North East leaders are confident Newcastle College can provide a workforce of the future.

Speaking at the official opening of Industry Week 2019, at the College’s Rail and Civil Engineering Academy, the Shadow Secretary of State for Transport Andy McDonald assured staff and students that Labour remains committed to delivering sustained investment in transport.

“Investment in our transport infrastructure is critically important,” he said. “And the issue of climate change is directly linked to our transport infrastructure – it’s going to come into even sharper focus when Labour is in power.

“We have to encourage a shift from cars to mass public transport. It’s the biggest challenge facing all of us right now. Transport is the greatest source of emissions in the North East. Changing that here and everywhere is critical to saving the planet.

“The UK rail industry hasn’t been efficient for many years now and it gets worse the further north you travel.

“But as a party we’re absolutely committed to sustained investment in the rail industry. There’s a real determination to get this right.

“The positive thing is that the next generation is looking forward to long and full careers in the rail industry. I’d expect the people studying at Newcastle College’s Rail and Civil Engineering Academy to be part of this industry for 30 to 40 years.”

Mr McDonald was backed up by friend and colleague Ian Mearns, who is adamant a region with a rich history in the rail industry is well placed to meet the challenges of the future.

“I look at the Rail and Civil Engineering Academy in Gateshead – I’ve visited the facility four or five times now – and I’m convinced we have a ready-made workforce able to meet the needs of the industry in the future,” said the MP for Gateshead and chair of the All Party Parliamentary Group (APPG) for rail.

“When the tap does start to turn on in terms of rail investment across the North East we will have the skilled people here capable of making that investment work.

“If the Newcastle College students work hard and apply themselves then they will have access to so many exciting opportunities in the rail industry. Nobody doubts the importance of transport infrastructure and it’s a fantastic industry to be a part of.”

Tia Jones, from Carr Hill in Gateshead, is four years into her education at the Rail and Civil Engineering Academy and the 19-year-old said: “I get a well-rounded insight into all aspects of the rail industry and civil engineering.

“I wanted to go into engineering and my teacher at the time suggested take a look at Newcastle College and what they could offer. The people are great and it’s very different to any learning environment I’ve been used to in the past. In terms of gaining industry experience it’s unique.”

Fellow student Tait McKenna, 19, from Ryton already has one eye on a management role within the rail industry. And he added: “I came to a Newcastle College open evening four years ago and I remember my mum nagging me to choose something. Joining the Academy turned out to be the best decision I could have made.

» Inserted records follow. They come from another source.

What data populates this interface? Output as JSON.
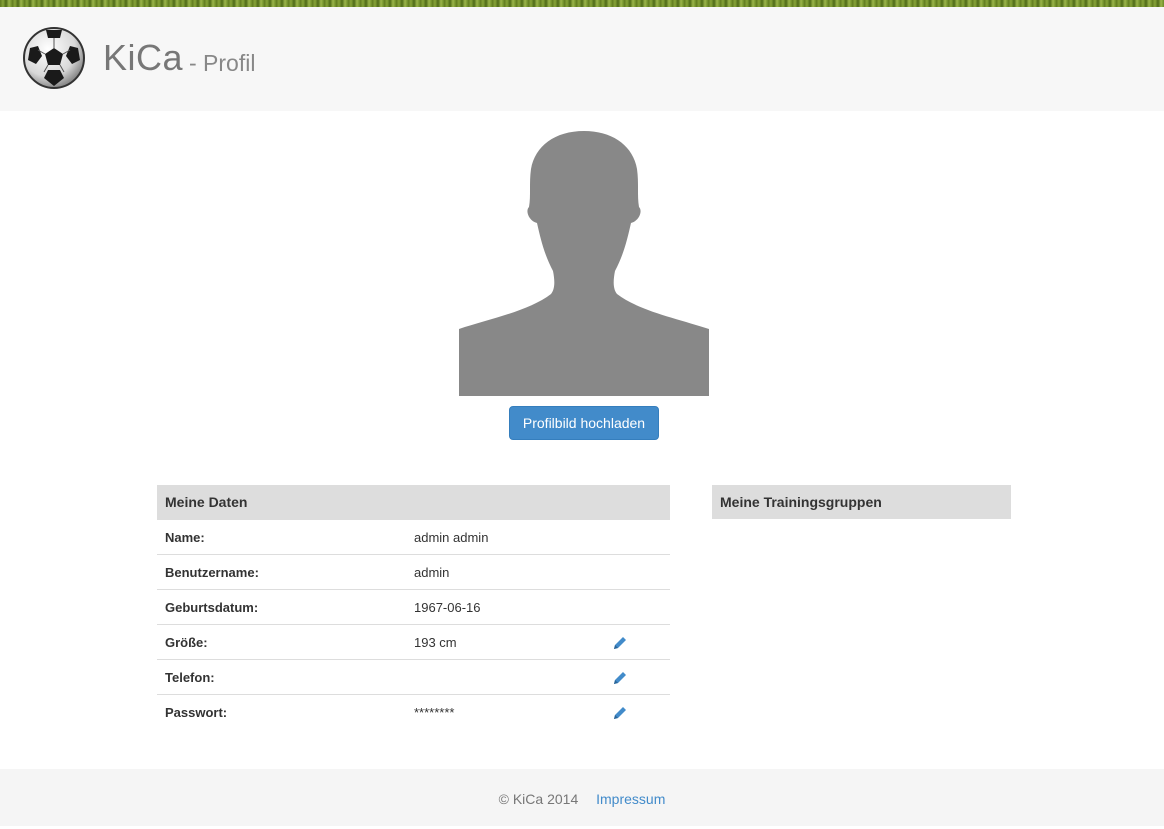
{
  "header": {
    "brand": "KiCa",
    "subtitle": "- Profil",
    "logo_icon": "soccer-ball-icon"
  },
  "profile": {
    "avatar_icon": "person-silhouette-icon",
    "upload_label": "Profilbild hochladen"
  },
  "my_data": {
    "title": "Meine Daten",
    "rows": [
      {
        "label": "Name:",
        "value": "admin admin",
        "editable": false
      },
      {
        "label": "Benutzername:",
        "value": "admin",
        "editable": false
      },
      {
        "label": "Geburtsdatum:",
        "value": "1967-06-16",
        "editable": false
      },
      {
        "label": "Größe:",
        "value": "193 cm",
        "editable": true
      },
      {
        "label": "Telefon:",
        "value": "",
        "editable": true
      },
      {
        "label": "Passwort:",
        "value": "********",
        "editable": true
      }
    ],
    "edit_icon": "pencil-icon"
  },
  "training_groups": {
    "title": "Meine Trainingsgruppen"
  },
  "footer": {
    "copyright": "© KiCa 2014",
    "impressum": "Impressum"
  },
  "colors": {
    "primary": "#428bca",
    "panel_header": "#dddddd",
    "avatar": "#888888"
  }
}
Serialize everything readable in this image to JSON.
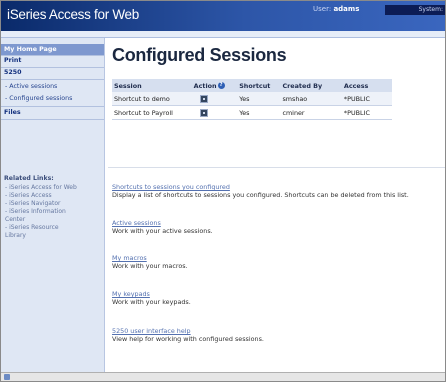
{
  "header": {
    "brand": "iSeries Access for Web",
    "user_label": "User:",
    "user_name": "adams",
    "system_label": "System:"
  },
  "sidebar": {
    "items": [
      {
        "label": "My Home Page"
      },
      {
        "label": "Print"
      },
      {
        "label": "5250"
      },
      {
        "label": "- Active sessions"
      },
      {
        "label": "- Configured sessions"
      },
      {
        "label": "Files"
      }
    ],
    "related_title": "Related Links:",
    "related_links": [
      "- iSeries Access for Web",
      "- iSeries Access",
      "- iSeries Navigator",
      "- iSeries Information",
      "  Center",
      "- iSeries Resource",
      "  Library"
    ]
  },
  "main": {
    "title": "Configured Sessions",
    "table": {
      "headers": [
        "Session",
        "Action",
        "Shortcut",
        "Created By",
        "Access"
      ],
      "rows": [
        {
          "session": "Shortcut to demo",
          "shortcut": "Yes",
          "created_by": "smshao",
          "access": "*PUBLIC"
        },
        {
          "session": "Shortcut to Payroll",
          "shortcut": "Yes",
          "created_by": "cminer",
          "access": "*PUBLIC"
        }
      ]
    },
    "links": [
      {
        "title": "Shortcuts to sessions you configured",
        "desc": "Display a list of shortcuts to sessions you configured. Shortcuts can be deleted from this list."
      },
      {
        "title": "Active sessions",
        "desc": "Work with your active sessions."
      },
      {
        "title": "My macros",
        "desc": "Work with your macros."
      },
      {
        "title": "My keypads",
        "desc": "Work with your keypads."
      },
      {
        "title": "5250 user interface help",
        "desc": "View help for working with configured sessions."
      }
    ]
  },
  "colors": {
    "header_dark": "#0a2a6a",
    "header_light": "#3a66bf",
    "sidebar_bg": "#dfe7f4",
    "nav_highlight": "#7e98cf",
    "link": "#5471b0"
  }
}
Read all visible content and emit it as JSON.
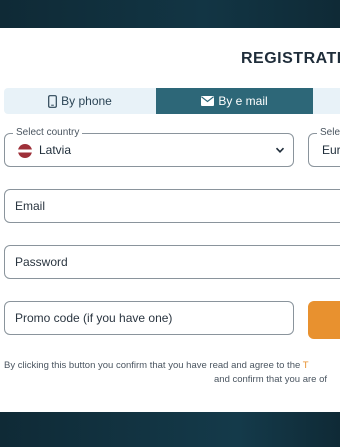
{
  "modal": {
    "title": "REGISTRATIC"
  },
  "tabs": [
    {
      "label": "By phone",
      "icon": "phone-icon",
      "active": false
    },
    {
      "label": "By e mail",
      "icon": "envelope-icon",
      "active": true
    }
  ],
  "form": {
    "country": {
      "label": "Select country",
      "value": "Latvia"
    },
    "currency": {
      "label": "Selec",
      "value": "Eur"
    },
    "email": {
      "placeholder": "Email",
      "value": ""
    },
    "password": {
      "placeholder": "Password",
      "value": ""
    },
    "promo": {
      "placeholder": "Promo code (if you have one)",
      "value": ""
    }
  },
  "terms": {
    "line1": "By clicking this button you confirm that you have read and agree to the ",
    "link": "T",
    "line2": "and confirm that you are of"
  },
  "colors": {
    "accent": "#e8912f",
    "active_tab": "#2d6778",
    "inactive_tab": "#e8f2f8",
    "background": "#0f2a36"
  }
}
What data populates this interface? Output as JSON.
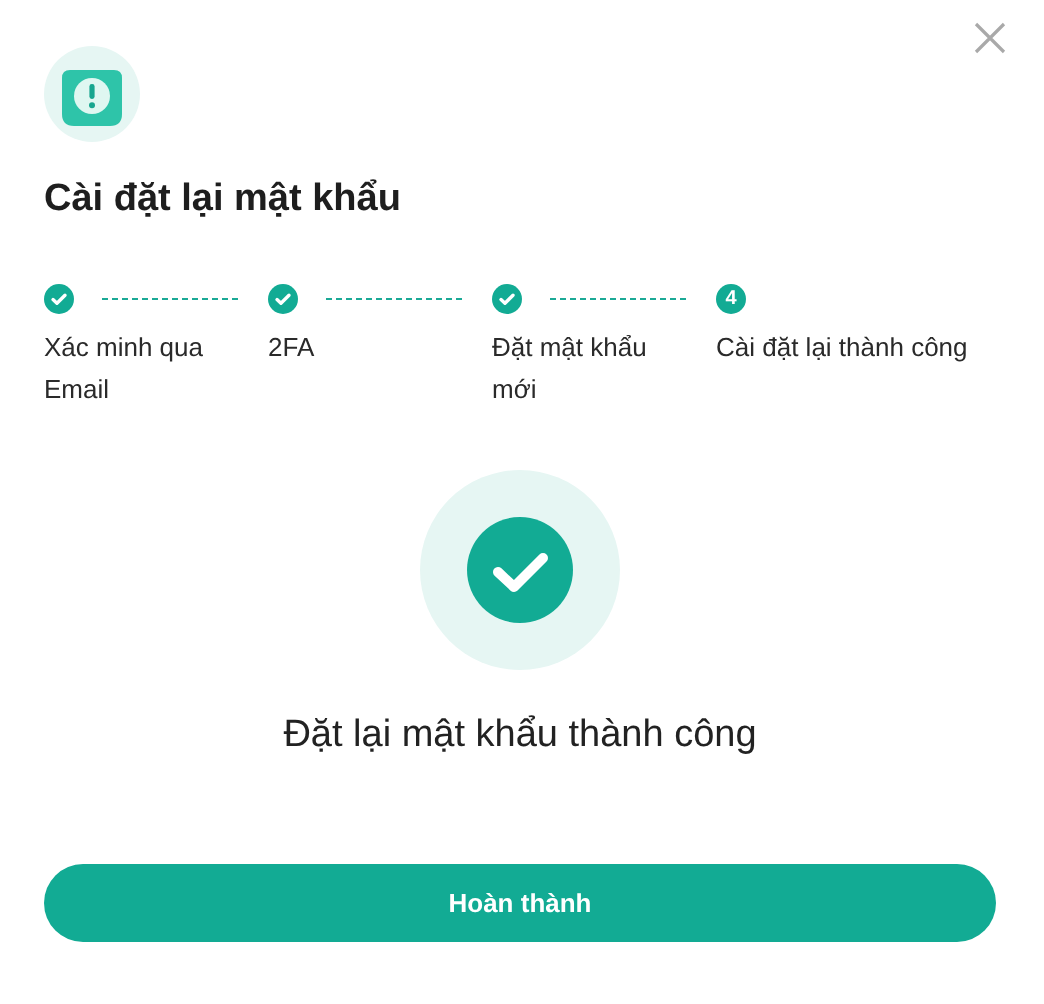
{
  "dialog": {
    "title": "Cài đặt lại mật khẩu"
  },
  "steps": [
    {
      "label": "Xác minh qua Email",
      "done": true
    },
    {
      "label": "2FA",
      "done": true
    },
    {
      "label": "Đặt mật khẩu mới",
      "done": true
    },
    {
      "label": "Cài đặt lại thành công",
      "number": "4",
      "done": false
    }
  ],
  "result": {
    "message": "Đặt lại mật khẩu thành công"
  },
  "buttons": [
    "Hoàn thành"
  ]
}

“Pretty quickly we were doing practical stuff and that’s what I love. I’d like to become an engineering supervisor and move into a management role in the long term.”

Stevie Shiel, Head of Rail and Civil Engineering at Newcastle College, introduced a week-long programme of rail industry-focused events by challenging students to meet the needs of future employers and embrace their learning journey.

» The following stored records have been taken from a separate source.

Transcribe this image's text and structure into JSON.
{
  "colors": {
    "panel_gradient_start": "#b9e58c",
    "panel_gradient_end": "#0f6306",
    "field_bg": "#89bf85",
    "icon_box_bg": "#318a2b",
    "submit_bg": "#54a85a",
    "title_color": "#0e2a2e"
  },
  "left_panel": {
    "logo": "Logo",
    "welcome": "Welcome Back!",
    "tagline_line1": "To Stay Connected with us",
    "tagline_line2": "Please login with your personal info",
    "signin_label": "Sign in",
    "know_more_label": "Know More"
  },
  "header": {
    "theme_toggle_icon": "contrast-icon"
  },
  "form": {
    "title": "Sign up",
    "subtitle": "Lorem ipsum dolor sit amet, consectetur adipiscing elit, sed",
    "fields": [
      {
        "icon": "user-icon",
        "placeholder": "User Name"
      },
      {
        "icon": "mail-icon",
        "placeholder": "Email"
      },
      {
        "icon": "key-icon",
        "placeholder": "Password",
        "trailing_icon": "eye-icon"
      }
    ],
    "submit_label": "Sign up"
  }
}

“This is an excellent facility and we have the opportunity to expand,” he said. “We’re trying to get the message across to students that by being prepared and punctual they will be an attractive proposition to prospective employers.

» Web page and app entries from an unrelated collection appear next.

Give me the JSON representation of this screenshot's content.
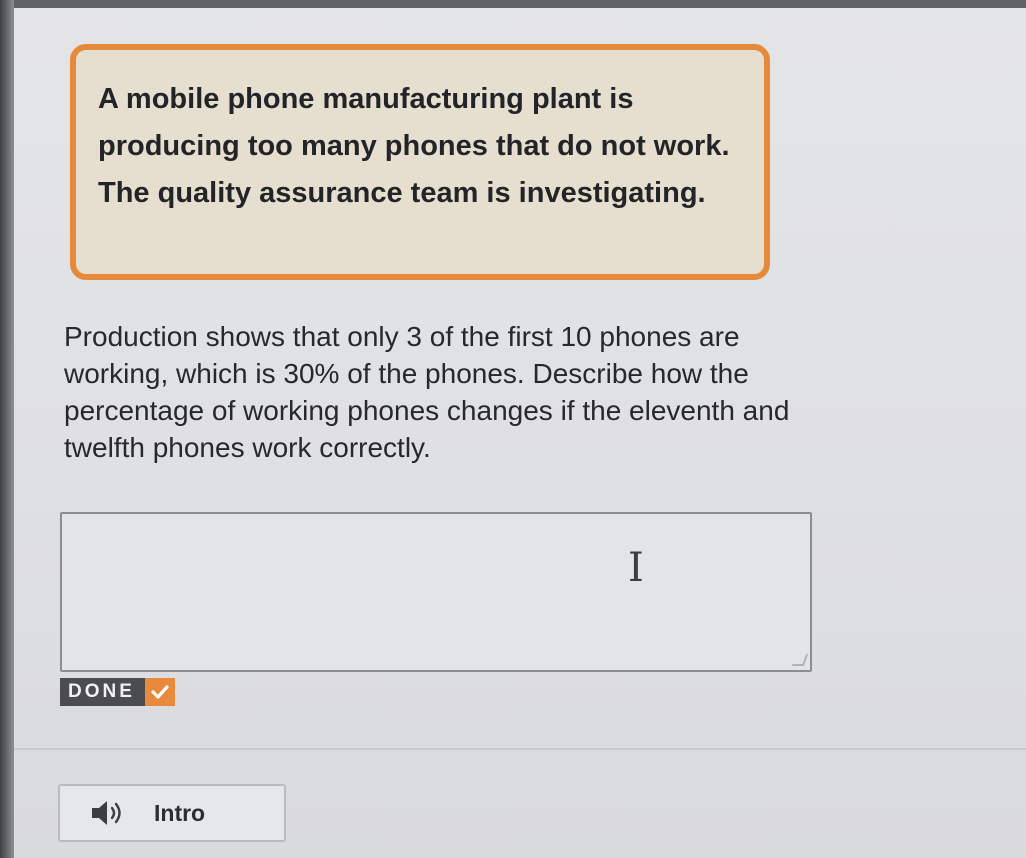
{
  "scenario": {
    "text": "A mobile phone manufacturing plant is producing too many phones that do not work. The quality assurance team is investigating."
  },
  "question": {
    "text": "Production shows that only 3 of the first 10 phones are working, which is 30% of the phones. Describe how the percentage of working phones changes if the eleventh and twelfth phones work correctly."
  },
  "answer": {
    "value": ""
  },
  "done_button": {
    "label": "DONE"
  },
  "intro_button": {
    "label": "Intro"
  },
  "colors": {
    "accent": "#e48a3a",
    "scenario_background": "#e6dfcf",
    "done_background": "#4a4c50"
  },
  "icons": {
    "done": "checkmark-icon",
    "audio": "speaker-icon",
    "cursor": "text-cursor-icon"
  }
}
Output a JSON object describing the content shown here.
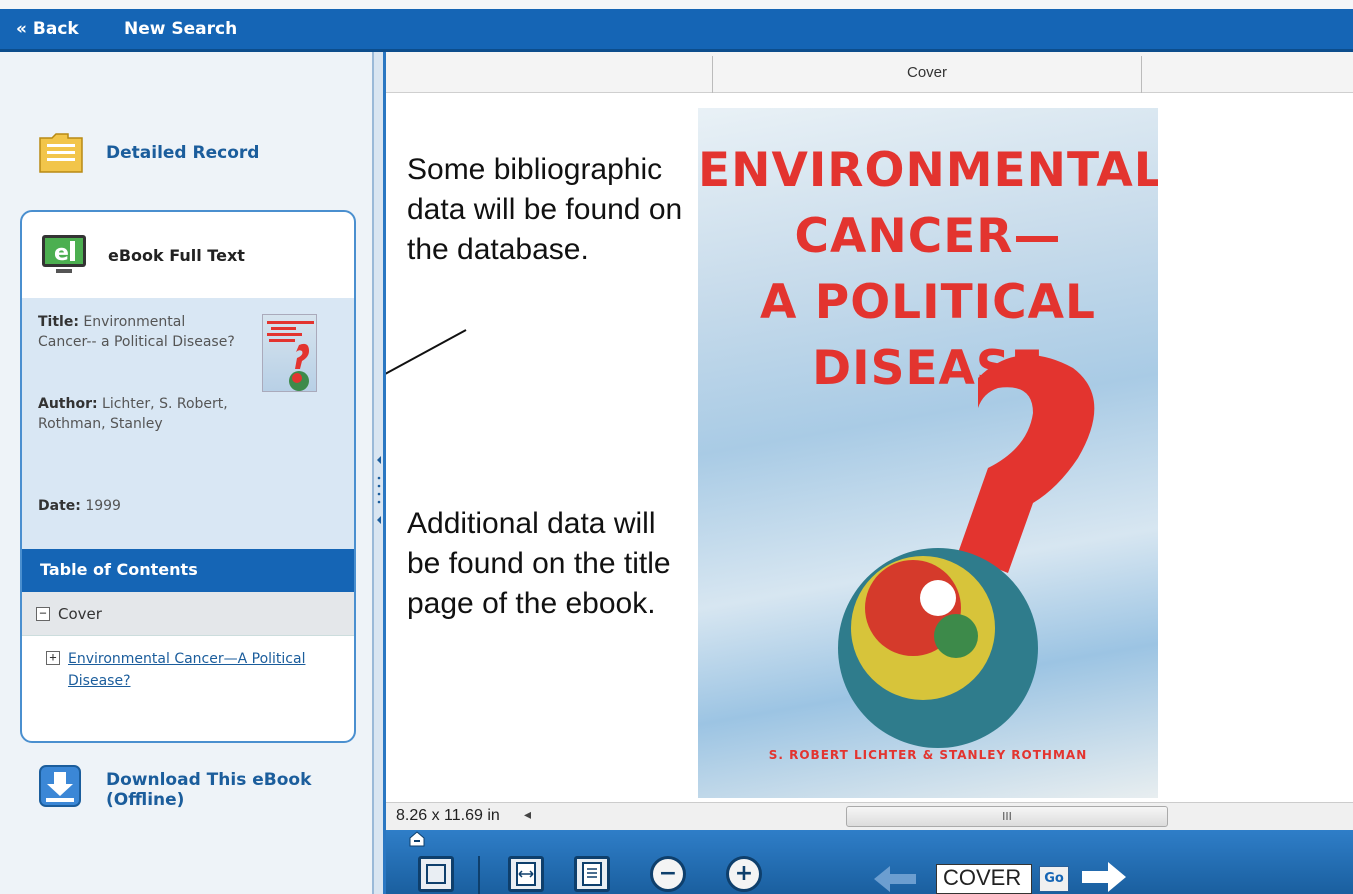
{
  "topnav": {
    "back_label": "« Back",
    "new_search_label": "New Search"
  },
  "sidebar": {
    "detailed_record_label": "Detailed Record",
    "panel_title": "eBook Full Text",
    "metadata": {
      "title_label": "Title:",
      "title_value": "Environmental Cancer-- a Political Disease?",
      "author_label": "Author:",
      "author_value": "Lichter, S. Robert, Rothman, Stanley",
      "date_label": "Date:",
      "date_value": "1999"
    },
    "toc_header": "Table of Contents",
    "toc": [
      {
        "label": "Cover",
        "state": "expanded",
        "sign": "−"
      },
      {
        "label": "Environmental Cancer—A Political Disease?",
        "state": "collapsed",
        "sign": "+"
      }
    ],
    "download_label": "Download This eBook (Offline)"
  },
  "viewer": {
    "header_tab": "Cover",
    "book_cover": {
      "title_lines": "ENVIRONMENTAL\nCANCER—\nA POLITICAL\nDISEASE",
      "authors": "S. ROBERT LICHTER & STANLEY ROTHMAN",
      "accent_color": "#e3342f"
    },
    "callouts": {
      "top": "Some bibliographic data will be found on the database.",
      "bottom": "Additional data will be found on the title page of the ebook."
    },
    "page_size": "8.26 x 11.69 in",
    "scroll_thumb_label": "III",
    "page_field_value": "COVER",
    "go_label": "Go"
  },
  "colors": {
    "brand_blue": "#1565b5",
    "link_blue": "#1b5d9c",
    "panel_bg": "#d9e7f4"
  }
}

“Industry Week is a big part of that. It’s designed to support and shape the career goals and the aspirations that our students may have.

“We have planned a week of hands-on activities and tasks that will inspire the students and enable them to look to the future with confidence.”

The Newcastle College Rail and Civil Engineering Academy opened in 2014 in partnership with local authorities, industry employers and the sector skills council. It forms part of the College’s Transport Academy, which was awarded the Queen’s Anniversary Prize for vocational education in 2018.

The £5m facility, the first of its kind in the North East, offers a unique training environment to help the railway industry meet its skill shortages by providing a range of specialist training dedicated to rail infrastructure.

Its Industry Week programme is delivered in conjunction with Network Rail, Nexus  and other engineering employers from across the region.